The next time you feel stressed, don’t reach for a sugary snack. Grab the gardening shears instead! Various studies have proven that gardening and stress relief go hand in hand.
A study published in the Journal of Health Psychology reported that gardening was more effective at reducing stress than reading a book. Another study that appeared in the Journal of Public Health found that working in a garden for just 30 minutes increased self-esteem and mood.
The Health Benefits of Gardening
So, why does gardening provide relief from stress?
- Exercise. Digging, weeding, planting and harvesting are all physical activities that release endorphins and help keep you fit.
- Time in the fresh air and sunlight. When you’re outside, your body enjoys fresh, clean air and your skin soaks up vitamin D from the sun. Just remember to wear sunscreen!
- Provides nutritious food. If you grow vegetables, you’re more likely to eat a healthy diet. And when your body is healthy, you’re better able to manage everyday stresses.
Find more articles about gardening.
Tips for Getting Started
Ready to start gardening? Here are four ideas:
- Plant a vegetable garden at home. You don’t need much space to plant a garden. A small area in your yard where you can grow a few vegetables is a good start. Start with easy-to-grow vegetables like cucumbers, tomatoes and bell peppers.
- Or grow flowers instead. Try planting flowers in your yard or in hanging baskets. Good options to start with include clematis, petunias and geraniums.
- Don’t have a yard? Try container gardening. Check out our guide to getting started.
- Join a community garden. A community garden is a piece of land collectively gardened by a group of people. Each community garden works differently: some grow vegetables, some flowers. Some exist as one single plot where everyone pitches in while others allow people to rent individual plots.
In Tennessee, you’ll find various types of community gardens across the state. Neighborhood gardens like the Tree Streets Garden project in Johnson City allow residents to grow and harvest flowers, herbs and vegetables in a common plot. The Rest Community Garden in Memphis brings together seniors and youth to grow vegetables at a church. And the Sylvan Street Garden in Nashville utilizes public park space where local residents can grow food.
Have you tried gardening?
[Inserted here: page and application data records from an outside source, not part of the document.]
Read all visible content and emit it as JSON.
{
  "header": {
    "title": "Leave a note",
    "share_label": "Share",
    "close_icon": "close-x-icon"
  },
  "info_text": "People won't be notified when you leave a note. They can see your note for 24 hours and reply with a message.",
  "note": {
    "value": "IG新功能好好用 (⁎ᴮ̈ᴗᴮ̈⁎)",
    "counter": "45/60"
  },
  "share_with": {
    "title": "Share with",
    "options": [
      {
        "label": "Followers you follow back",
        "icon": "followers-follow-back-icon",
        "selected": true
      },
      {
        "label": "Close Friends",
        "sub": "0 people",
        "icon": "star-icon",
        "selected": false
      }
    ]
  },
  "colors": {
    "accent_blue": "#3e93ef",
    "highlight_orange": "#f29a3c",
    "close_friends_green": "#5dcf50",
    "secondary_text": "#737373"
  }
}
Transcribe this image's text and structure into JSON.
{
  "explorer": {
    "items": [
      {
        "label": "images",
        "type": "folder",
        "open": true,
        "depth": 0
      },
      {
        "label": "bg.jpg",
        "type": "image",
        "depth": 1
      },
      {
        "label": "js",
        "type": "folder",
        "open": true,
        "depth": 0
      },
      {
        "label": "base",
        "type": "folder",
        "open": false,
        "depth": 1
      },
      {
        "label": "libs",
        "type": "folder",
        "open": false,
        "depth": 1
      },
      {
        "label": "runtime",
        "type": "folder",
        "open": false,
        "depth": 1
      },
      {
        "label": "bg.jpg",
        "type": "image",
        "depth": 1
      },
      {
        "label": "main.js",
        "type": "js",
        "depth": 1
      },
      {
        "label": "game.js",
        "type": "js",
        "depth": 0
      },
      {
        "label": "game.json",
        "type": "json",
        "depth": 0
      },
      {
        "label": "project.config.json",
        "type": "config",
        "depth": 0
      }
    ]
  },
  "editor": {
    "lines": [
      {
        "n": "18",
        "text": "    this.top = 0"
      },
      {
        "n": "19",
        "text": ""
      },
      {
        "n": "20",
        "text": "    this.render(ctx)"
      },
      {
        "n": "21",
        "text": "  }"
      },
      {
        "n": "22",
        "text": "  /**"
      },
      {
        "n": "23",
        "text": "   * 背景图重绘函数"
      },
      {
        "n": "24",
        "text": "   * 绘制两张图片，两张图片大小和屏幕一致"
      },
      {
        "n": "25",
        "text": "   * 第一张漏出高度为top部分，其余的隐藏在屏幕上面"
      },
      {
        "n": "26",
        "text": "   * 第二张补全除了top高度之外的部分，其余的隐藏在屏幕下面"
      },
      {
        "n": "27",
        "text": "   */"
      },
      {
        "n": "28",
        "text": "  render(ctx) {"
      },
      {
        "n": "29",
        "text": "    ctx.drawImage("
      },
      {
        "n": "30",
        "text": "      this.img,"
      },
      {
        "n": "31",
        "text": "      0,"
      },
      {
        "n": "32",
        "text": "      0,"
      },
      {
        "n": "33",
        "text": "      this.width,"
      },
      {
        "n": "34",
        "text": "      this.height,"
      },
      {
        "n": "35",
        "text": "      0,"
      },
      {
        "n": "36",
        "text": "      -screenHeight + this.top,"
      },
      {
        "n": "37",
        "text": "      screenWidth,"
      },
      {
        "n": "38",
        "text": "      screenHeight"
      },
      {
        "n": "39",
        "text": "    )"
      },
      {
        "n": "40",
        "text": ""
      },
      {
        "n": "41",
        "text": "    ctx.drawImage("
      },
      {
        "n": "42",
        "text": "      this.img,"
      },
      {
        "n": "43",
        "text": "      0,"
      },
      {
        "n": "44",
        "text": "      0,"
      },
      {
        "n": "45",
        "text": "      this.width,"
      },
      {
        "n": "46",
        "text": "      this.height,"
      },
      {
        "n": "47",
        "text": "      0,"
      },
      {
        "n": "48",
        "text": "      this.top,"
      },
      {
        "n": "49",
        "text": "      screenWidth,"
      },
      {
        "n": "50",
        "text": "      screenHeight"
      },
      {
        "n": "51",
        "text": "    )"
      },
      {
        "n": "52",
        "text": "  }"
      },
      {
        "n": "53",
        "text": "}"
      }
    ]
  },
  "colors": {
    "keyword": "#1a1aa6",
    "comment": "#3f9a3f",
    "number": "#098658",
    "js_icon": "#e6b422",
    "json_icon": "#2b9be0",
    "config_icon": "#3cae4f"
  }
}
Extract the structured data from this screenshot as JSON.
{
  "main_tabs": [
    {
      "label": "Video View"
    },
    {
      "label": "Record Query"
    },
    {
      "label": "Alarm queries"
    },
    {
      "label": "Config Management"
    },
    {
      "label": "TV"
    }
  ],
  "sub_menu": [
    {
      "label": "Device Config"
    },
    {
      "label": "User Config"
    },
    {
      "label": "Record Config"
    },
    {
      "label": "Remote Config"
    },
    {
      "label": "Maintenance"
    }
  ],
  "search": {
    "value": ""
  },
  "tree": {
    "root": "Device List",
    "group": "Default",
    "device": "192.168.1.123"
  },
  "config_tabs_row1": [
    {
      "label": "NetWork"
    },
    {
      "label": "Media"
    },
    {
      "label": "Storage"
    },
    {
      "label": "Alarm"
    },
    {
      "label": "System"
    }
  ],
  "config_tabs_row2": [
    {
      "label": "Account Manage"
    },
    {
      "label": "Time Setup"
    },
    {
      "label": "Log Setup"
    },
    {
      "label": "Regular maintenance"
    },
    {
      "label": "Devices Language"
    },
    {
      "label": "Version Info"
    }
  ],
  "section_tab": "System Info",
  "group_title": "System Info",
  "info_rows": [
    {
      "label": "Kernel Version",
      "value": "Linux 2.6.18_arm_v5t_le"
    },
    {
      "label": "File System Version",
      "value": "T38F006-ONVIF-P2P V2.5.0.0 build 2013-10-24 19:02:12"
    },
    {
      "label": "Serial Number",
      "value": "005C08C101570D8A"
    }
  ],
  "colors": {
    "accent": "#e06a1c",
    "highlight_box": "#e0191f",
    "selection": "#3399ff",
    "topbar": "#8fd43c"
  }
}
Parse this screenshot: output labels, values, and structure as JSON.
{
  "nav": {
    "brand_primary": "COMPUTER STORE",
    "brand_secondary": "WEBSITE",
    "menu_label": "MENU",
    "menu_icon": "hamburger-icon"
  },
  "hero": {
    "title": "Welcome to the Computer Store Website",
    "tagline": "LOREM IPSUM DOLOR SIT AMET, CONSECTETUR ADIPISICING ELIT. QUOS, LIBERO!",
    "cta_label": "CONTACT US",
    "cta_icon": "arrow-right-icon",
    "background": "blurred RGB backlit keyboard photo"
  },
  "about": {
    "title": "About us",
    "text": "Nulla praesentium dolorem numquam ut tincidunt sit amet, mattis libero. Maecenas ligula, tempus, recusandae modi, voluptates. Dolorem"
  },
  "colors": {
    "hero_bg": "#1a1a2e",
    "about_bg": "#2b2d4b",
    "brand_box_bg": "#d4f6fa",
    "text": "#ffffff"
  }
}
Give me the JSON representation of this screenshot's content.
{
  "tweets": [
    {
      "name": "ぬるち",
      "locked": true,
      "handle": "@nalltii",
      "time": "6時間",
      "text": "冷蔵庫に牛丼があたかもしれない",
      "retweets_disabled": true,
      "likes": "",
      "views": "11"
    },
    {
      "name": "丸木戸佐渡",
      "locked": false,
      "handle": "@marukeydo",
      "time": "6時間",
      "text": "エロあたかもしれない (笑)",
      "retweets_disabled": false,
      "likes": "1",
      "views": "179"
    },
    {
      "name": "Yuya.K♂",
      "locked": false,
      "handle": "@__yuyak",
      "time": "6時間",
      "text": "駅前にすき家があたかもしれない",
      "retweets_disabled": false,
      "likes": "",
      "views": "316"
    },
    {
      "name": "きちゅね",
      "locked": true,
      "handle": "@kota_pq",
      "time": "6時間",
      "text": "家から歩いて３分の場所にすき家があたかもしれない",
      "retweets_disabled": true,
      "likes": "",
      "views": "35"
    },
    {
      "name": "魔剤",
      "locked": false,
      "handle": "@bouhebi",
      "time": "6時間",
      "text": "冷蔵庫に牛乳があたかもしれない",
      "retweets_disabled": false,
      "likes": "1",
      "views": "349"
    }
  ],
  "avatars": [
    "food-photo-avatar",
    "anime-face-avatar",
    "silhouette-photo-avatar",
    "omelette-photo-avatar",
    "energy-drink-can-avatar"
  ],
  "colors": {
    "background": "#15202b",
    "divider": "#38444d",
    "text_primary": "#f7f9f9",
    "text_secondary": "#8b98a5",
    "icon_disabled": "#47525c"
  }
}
Offer your tips for beginners below!
Advice or recommendations are for informational or educational purposes only, not a substitute for a visit or consultation with your doctor.
BlueCross BlueShield of Tennessee members can access wellness-related discounts on fitness products, gym memberships, healthy eating and more through Blue365®. BCBST members can also use tools and resources to help improve health and well-being by logging into BlueAccess and going to the in the Member Wellness Center under the Managing Your Health tab.newsletter2021